Book Aid International has teamed up with 20 stars of the children’s book world to celebrate the 20th anniversary of World Book Day (WBD).
The charity began releasing a new reason to promote children’s books on social media on 3rd February and is continuing every working day until WBD on 2nd March. Book Aid International hopes the celebrations will draw more attention to the value of children’s literature as well as the need for children’s books in the communities where the charity works. The rest of the campaign will feature additional laureates, authors and publishers and a blog will be updated daily on the charity’s website. The project is running alongside the organisation’s WBD celebrations such as school children donating £1 to dress up as their favourite book character. (It costs the charity £2 to send a new book to a library or school in Africa).
The campaign began with former children’s laureate Malorie Blackman who discussed expanding children’s imaginations.
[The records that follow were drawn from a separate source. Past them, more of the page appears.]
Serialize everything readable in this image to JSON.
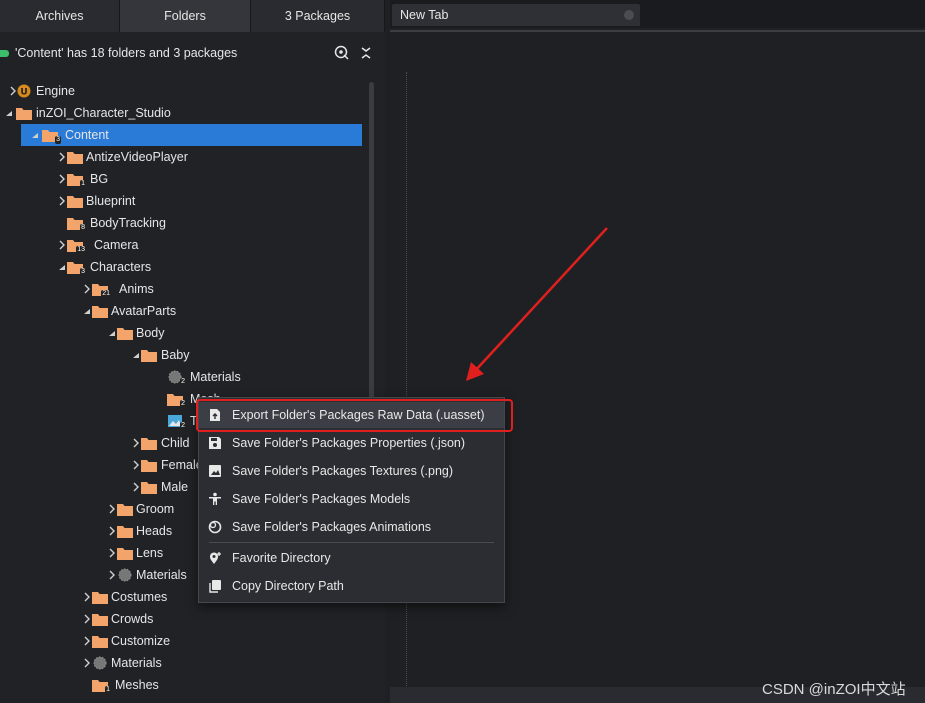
{
  "tabs": [
    {
      "label": "Archives"
    },
    {
      "label": "Folders"
    },
    {
      "label": "3 Packages"
    }
  ],
  "status": {
    "text": "'Content' has 18 folders and 3 packages",
    "color": "#3bbf6a"
  },
  "tree": [
    {
      "label": "Engine",
      "icon": "unreal-engine-icon"
    },
    {
      "label": "inZOI_Character_Studio",
      "icon": "folder-icon"
    },
    {
      "label": "Content",
      "icon": "folder-icon",
      "badge": "3",
      "selected": true
    },
    {
      "label": "AntizeVideoPlayer",
      "icon": "folder-icon"
    },
    {
      "label": "BG",
      "icon": "folder-icon",
      "badge": "1"
    },
    {
      "label": "Blueprint",
      "icon": "folder-icon"
    },
    {
      "label": "BodyTracking",
      "icon": "folder-icon",
      "badge": "8"
    },
    {
      "label": "Camera",
      "icon": "folder-icon",
      "badge": "13"
    },
    {
      "label": "Characters",
      "icon": "folder-icon",
      "badge": "3"
    },
    {
      "label": "Anims",
      "icon": "folder-icon",
      "badge": "21"
    },
    {
      "label": "AvatarParts",
      "icon": "folder-icon"
    },
    {
      "label": "Body",
      "icon": "folder-icon"
    },
    {
      "label": "Baby",
      "icon": "folder-icon"
    },
    {
      "label": "Materials",
      "icon": "material-icon",
      "badge": "2"
    },
    {
      "label": "Mesh",
      "icon": "folder-icon",
      "badge": "2"
    },
    {
      "label": "T",
      "icon": "texture-icon",
      "badge": "2"
    },
    {
      "label": "Child",
      "icon": "folder-icon"
    },
    {
      "label": "Female",
      "icon": "folder-icon"
    },
    {
      "label": "Male",
      "icon": "folder-icon"
    },
    {
      "label": "Groom",
      "icon": "folder-icon"
    },
    {
      "label": "Heads",
      "icon": "folder-icon"
    },
    {
      "label": "Lens",
      "icon": "folder-icon"
    },
    {
      "label": "Materials",
      "icon": "material-icon"
    },
    {
      "label": "Costumes",
      "icon": "folder-icon"
    },
    {
      "label": "Crowds",
      "icon": "folder-icon"
    },
    {
      "label": "Customize",
      "icon": "folder-icon"
    },
    {
      "label": "Materials",
      "icon": "material-icon"
    },
    {
      "label": "Meshes",
      "icon": "folder-icon",
      "badge": "1"
    }
  ],
  "main": {
    "tab_label": "New Tab"
  },
  "context_menu": {
    "items": [
      {
        "label": "Export Folder's Packages Raw Data (.uasset)",
        "icon": "export-file-icon"
      },
      {
        "label": "Save Folder's Packages Properties (.json)",
        "icon": "save-icon"
      },
      {
        "label": "Save Folder's Packages Textures (.png)",
        "icon": "image-icon"
      },
      {
        "label": "Save Folder's Packages Models",
        "icon": "person-model-icon"
      },
      {
        "label": "Save Folder's Packages Animations",
        "icon": "animation-icon"
      },
      {
        "label": "Favorite Directory",
        "icon": "favorite-pin-icon"
      },
      {
        "label": "Copy Directory Path",
        "icon": "copy-icon"
      }
    ]
  },
  "watermark": "CSDN @inZOI中文站",
  "colors": {
    "selection": "#2a7ad8",
    "folder": "#f2a46a",
    "highlight_border": "#e0201e",
    "arrow": "#e0201e"
  }
}
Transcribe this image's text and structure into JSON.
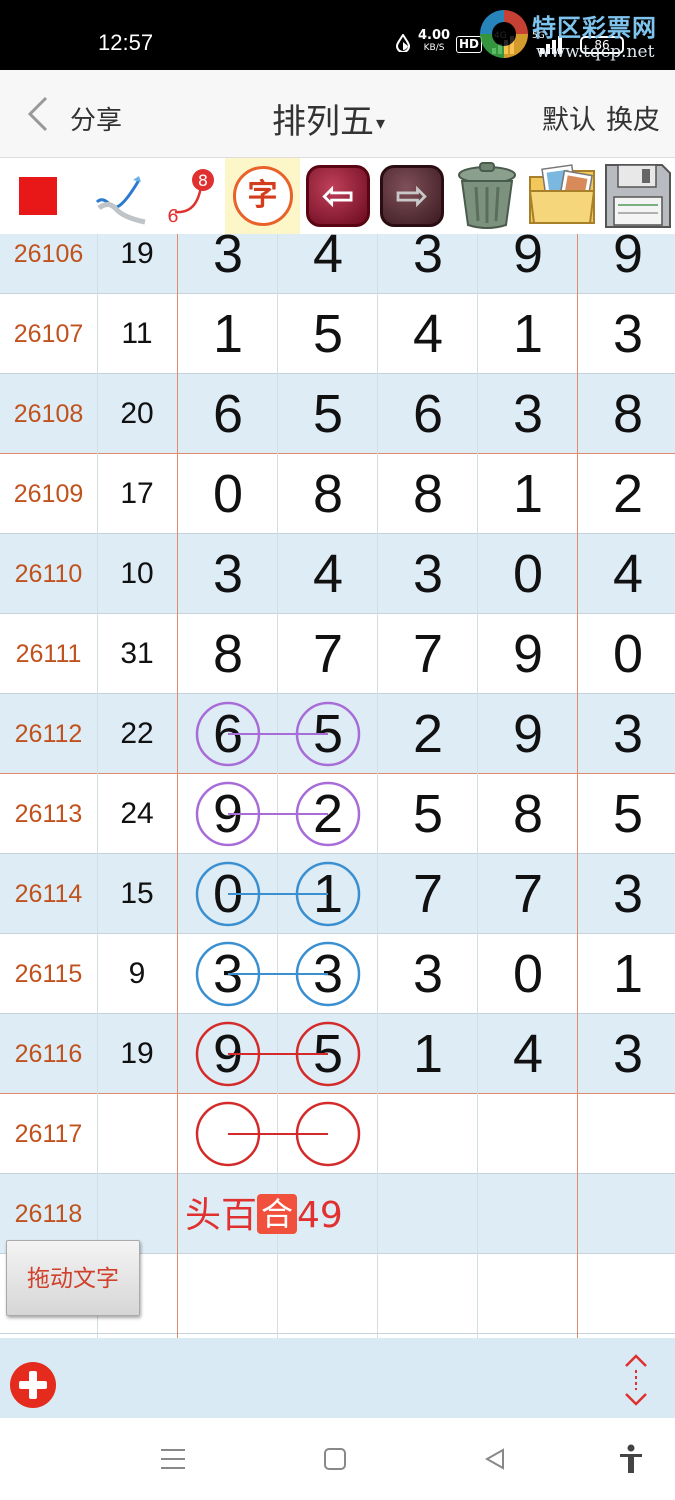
{
  "status_bar": {
    "time": "12:57",
    "net_speed": "4.00",
    "net_unit": "KB/S",
    "hd": "HD",
    "signal_1": "4G",
    "signal_2": "5G",
    "battery": "86",
    "watermark_text": "特区彩票网",
    "watermark_url": "www.tqcp.net"
  },
  "header": {
    "back_icon": "chevron-left-icon",
    "share": "分享",
    "title": "排列五",
    "title_caret": "▾",
    "default": "默认",
    "skin": "换皮"
  },
  "toolbar": {
    "items": [
      "red-square-icon",
      "pen-check-icon",
      "number-link-icon",
      "zi-char-icon",
      "back-arrow-icon",
      "forward-arrow-icon",
      "trash-icon",
      "photo-folder-icon",
      "floppy-save-icon"
    ],
    "zi": "字",
    "link_top": "8",
    "link_bottom": "6",
    "back_glyph": "⇦",
    "forward_glyph": "⇨",
    "colors": {
      "red": "#e81818",
      "shade": "#deecf5",
      "issue": "#c0521e"
    }
  },
  "table": {
    "rows": [
      {
        "issue": "26106",
        "sum": "19",
        "digits": [
          "3",
          "4",
          "3",
          "9",
          "9"
        ]
      },
      {
        "issue": "26107",
        "sum": "11",
        "digits": [
          "1",
          "5",
          "4",
          "1",
          "3"
        ]
      },
      {
        "issue": "26108",
        "sum": "20",
        "digits": [
          "6",
          "5",
          "6",
          "3",
          "8"
        ]
      },
      {
        "issue": "26109",
        "sum": "17",
        "digits": [
          "0",
          "8",
          "8",
          "1",
          "2"
        ]
      },
      {
        "issue": "26110",
        "sum": "10",
        "digits": [
          "3",
          "4",
          "3",
          "0",
          "4"
        ]
      },
      {
        "issue": "26111",
        "sum": "31",
        "digits": [
          "8",
          "7",
          "7",
          "9",
          "0"
        ]
      },
      {
        "issue": "26112",
        "sum": "22",
        "digits": [
          "6",
          "5",
          "2",
          "9",
          "3"
        ]
      },
      {
        "issue": "26113",
        "sum": "24",
        "digits": [
          "9",
          "2",
          "5",
          "8",
          "5"
        ]
      },
      {
        "issue": "26114",
        "sum": "15",
        "digits": [
          "0",
          "1",
          "7",
          "7",
          "3"
        ]
      },
      {
        "issue": "26115",
        "sum": "9",
        "digits": [
          "3",
          "3",
          "3",
          "0",
          "1"
        ]
      },
      {
        "issue": "26116",
        "sum": "19",
        "digits": [
          "9",
          "5",
          "1",
          "4",
          "3"
        ]
      },
      {
        "issue": "26117",
        "sum": "",
        "digits": [
          "",
          "",
          "",
          "",
          ""
        ]
      },
      {
        "issue": "26118",
        "sum": "",
        "digits": [
          "",
          "",
          "",
          "",
          ""
        ]
      },
      {
        "issue": "",
        "sum": "",
        "digits": [
          "",
          "",
          "",
          "",
          ""
        ]
      }
    ],
    "annotation_prefix": "头百",
    "annotation_he": "合",
    "annotation_value": "49",
    "circle_colors": {
      "purple": "#a86cd8",
      "blue": "#3a8fd0",
      "red": "#d42a2a"
    }
  },
  "drag_button": "拖动文字",
  "bottom_bar": {
    "add_icon": "plus-circle-icon",
    "expand_icon": "up-down-arrows-icon"
  },
  "nav_bar": {
    "items": [
      "menu-icon",
      "home-icon",
      "back-triangle-icon",
      "accessibility-icon"
    ]
  }
}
The bestselling author of Noughts & Crosses (Corgi), said: “Children’s books entertain, illuminate, excite and educate but perhaps most importantly they stimulate our children’s imaginations. [They] are a space and a place where each reader sets their own parameters, yet simultaneously reading nurtures and encourages the imaginations of our children to grow and flourish. Children books demonstrate that limits could and should be bounded by the imagination alone.”
Prize-winning author Penelope Lively revealed how she saw books as an extension of experience. She said: “When a child reads a book a whole new experience is opened up. Reading allows a child to step beyond its own circumstances and enter other worlds, the imaginations of other people. Fact or fiction, books are an extension of experience, for children, for anyone.”
Writer and illustrator Cressida Cowell shared her enthusiasm for the project on Monday (13th February). The author of the How to Train Your Dragon series said: “On World Book Day, I want to celebrate what children’s books can do for you. They can bring you closer as a family, as you enjoy something together. They can help develop not only reading skills, but critical thinking and empathy. They can spark your own creativity.”
The sponsor of WBD, National Book Tokens, said children’s books are important because “nothing else takes bookworms on such magical, extraordinary and exciting adventures”. The company is also teaming up with WBD to run a children’s illustration competition which closes on 14th April.
Book Aid International’s head of fundraising Hannah Watson said: “Last year, schools across the country raised enough to send 60,000 books to African readers who lack books in their homes, schools and communities. Those books have the potential to be life-changing, particularly for children who may never have even seen a children’s book before. We are so pleased to include prominent voices from the world of children’s literature in our World Book Day celebrations this year and draw attention to the huge value that children’s books bring.”